(The Center Square) — New York City Mayor Eric Adams says the city’s sanctuary status should be changed to allow migrants charged with crimes to be turned over to federal immigration officials for deportation.

Speaking at a community meeting on Monday night, Adams said the city’s policy that restricts cooperation with U.S. Immigration and Customs Enforcement officials needs to be modified to weed out the “small numbers” of migrants who commit serious crimes.

“So if you commit a violent act we should be able to turn you over to ICE and have you deported,” the Democrat told a gathering in Brooklyn. “Right now, we don’t have the authority to do so.”

Adams said the NYPD is dealing with incidents involving migrants who are participating in robberies using mopeds with “ghost” license plates to commit snatch-and-grab stick-ups across the city.

“The overwhelming number of migrants and asylum seekers here want to work,” Adams said. “I still don’t understand why the federal government isn’t allowing them to work.”

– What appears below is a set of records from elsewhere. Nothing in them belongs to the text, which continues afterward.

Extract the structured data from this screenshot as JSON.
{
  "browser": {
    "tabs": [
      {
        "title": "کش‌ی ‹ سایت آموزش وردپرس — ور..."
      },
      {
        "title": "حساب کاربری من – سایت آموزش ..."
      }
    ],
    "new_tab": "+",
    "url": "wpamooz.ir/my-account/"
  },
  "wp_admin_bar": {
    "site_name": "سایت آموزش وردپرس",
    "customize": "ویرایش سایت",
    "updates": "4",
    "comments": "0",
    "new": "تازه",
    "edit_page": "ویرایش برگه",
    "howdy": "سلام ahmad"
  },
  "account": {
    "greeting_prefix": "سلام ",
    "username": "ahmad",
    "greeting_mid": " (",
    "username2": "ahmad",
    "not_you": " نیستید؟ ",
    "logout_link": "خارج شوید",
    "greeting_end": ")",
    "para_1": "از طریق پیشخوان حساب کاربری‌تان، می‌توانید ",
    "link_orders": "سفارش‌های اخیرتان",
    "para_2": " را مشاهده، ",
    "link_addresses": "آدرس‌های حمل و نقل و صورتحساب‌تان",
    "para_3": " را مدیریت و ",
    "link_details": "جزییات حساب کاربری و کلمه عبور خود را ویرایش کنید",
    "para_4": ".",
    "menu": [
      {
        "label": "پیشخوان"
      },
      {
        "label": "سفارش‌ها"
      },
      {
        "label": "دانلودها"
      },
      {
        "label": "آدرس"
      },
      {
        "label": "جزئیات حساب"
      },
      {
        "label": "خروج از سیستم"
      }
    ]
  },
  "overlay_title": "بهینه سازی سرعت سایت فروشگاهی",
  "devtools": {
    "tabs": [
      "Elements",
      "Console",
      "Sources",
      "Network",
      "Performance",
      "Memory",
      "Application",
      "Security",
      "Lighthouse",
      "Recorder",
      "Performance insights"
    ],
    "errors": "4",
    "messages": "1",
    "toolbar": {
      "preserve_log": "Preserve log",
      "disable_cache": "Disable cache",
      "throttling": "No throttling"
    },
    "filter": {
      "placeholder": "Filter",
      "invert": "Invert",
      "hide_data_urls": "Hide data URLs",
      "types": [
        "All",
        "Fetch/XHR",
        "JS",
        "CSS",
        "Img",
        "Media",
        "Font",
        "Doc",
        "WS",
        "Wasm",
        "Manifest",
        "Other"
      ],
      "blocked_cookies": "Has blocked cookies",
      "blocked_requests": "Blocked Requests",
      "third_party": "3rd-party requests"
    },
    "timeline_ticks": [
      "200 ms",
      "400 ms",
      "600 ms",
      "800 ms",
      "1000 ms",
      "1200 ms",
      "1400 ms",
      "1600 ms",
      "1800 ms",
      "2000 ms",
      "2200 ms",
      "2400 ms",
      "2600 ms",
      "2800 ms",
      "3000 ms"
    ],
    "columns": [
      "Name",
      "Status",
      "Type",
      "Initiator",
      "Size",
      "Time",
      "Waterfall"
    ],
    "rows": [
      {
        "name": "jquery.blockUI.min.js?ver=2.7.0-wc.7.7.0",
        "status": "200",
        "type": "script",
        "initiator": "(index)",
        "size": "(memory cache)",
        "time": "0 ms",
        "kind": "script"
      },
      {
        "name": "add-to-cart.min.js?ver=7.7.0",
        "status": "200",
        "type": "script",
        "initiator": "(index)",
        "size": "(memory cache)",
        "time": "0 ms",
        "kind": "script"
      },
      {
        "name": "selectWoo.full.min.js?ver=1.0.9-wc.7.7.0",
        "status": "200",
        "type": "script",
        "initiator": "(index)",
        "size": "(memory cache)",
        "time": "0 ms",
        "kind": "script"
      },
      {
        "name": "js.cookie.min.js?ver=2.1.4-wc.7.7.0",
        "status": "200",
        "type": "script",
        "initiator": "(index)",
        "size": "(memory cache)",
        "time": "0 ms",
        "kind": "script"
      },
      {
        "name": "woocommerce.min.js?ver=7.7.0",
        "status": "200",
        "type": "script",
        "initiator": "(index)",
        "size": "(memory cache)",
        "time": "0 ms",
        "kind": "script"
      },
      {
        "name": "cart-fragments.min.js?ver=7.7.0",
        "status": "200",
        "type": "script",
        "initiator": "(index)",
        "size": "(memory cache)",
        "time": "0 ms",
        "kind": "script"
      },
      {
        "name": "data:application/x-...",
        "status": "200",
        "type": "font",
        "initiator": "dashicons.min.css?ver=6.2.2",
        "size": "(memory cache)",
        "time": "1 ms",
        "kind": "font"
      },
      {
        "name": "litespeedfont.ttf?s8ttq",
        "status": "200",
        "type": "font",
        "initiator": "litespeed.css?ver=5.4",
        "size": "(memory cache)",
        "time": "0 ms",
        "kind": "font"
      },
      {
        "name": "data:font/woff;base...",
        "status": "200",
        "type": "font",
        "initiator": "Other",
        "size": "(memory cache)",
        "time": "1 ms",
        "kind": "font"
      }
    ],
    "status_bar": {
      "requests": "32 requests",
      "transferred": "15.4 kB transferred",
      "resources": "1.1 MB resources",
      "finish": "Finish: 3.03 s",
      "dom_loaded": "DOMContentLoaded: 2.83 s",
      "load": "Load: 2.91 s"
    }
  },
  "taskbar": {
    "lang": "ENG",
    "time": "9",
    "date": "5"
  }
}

Adams’ remarks come amid rising concerns about crime in New York City amid a surge of migrants who have flocked to the city over the past year following a surge of immigration on the U.S.-Mexico border.

Two weeks ago, a video of a group of migrants beating two NYPD officers fueled national outrage and prompted Adams to set curfews at homeless shelters where tens of thousands of migrants are being housed.

Neighbors who live near the tent shelters built by the city in Floyd Bennett Field in Brooklyn have complained about migrants panhandling and going door-to-door begging for food and clothes.

Reports of crimes around the shelters, including a fatal stabbing at a tent city on Randall’s Island last month, have raised public safety concerns, according to published reports.

New York City has had an influx of more than 170,000 migrants over the past year, with about 70,000 under the city’s care. The city has spent more than $1 billion on housing and other needs for migrants, and Adams has proposed budget cuts to cover those costs.

Under New York’s right-to-shelter law, the city must provide emergency housing to anyone who requests it, regardless of their immigration status. The city seeks to suspend the rules in court temporarily, but the outcome of the legal challenge remains uncertain.

Adams has set a 60-day limit on the length of stay in city-run homeless shelters but has also been seeking to relocate migrants to other regions of the state, which has been met with pushback and legal challenges from local officials.

Republicans have long said New York City’s “sanctuary” policies are encouraging asylum seekers to resettle in the city amid the surge of immigration.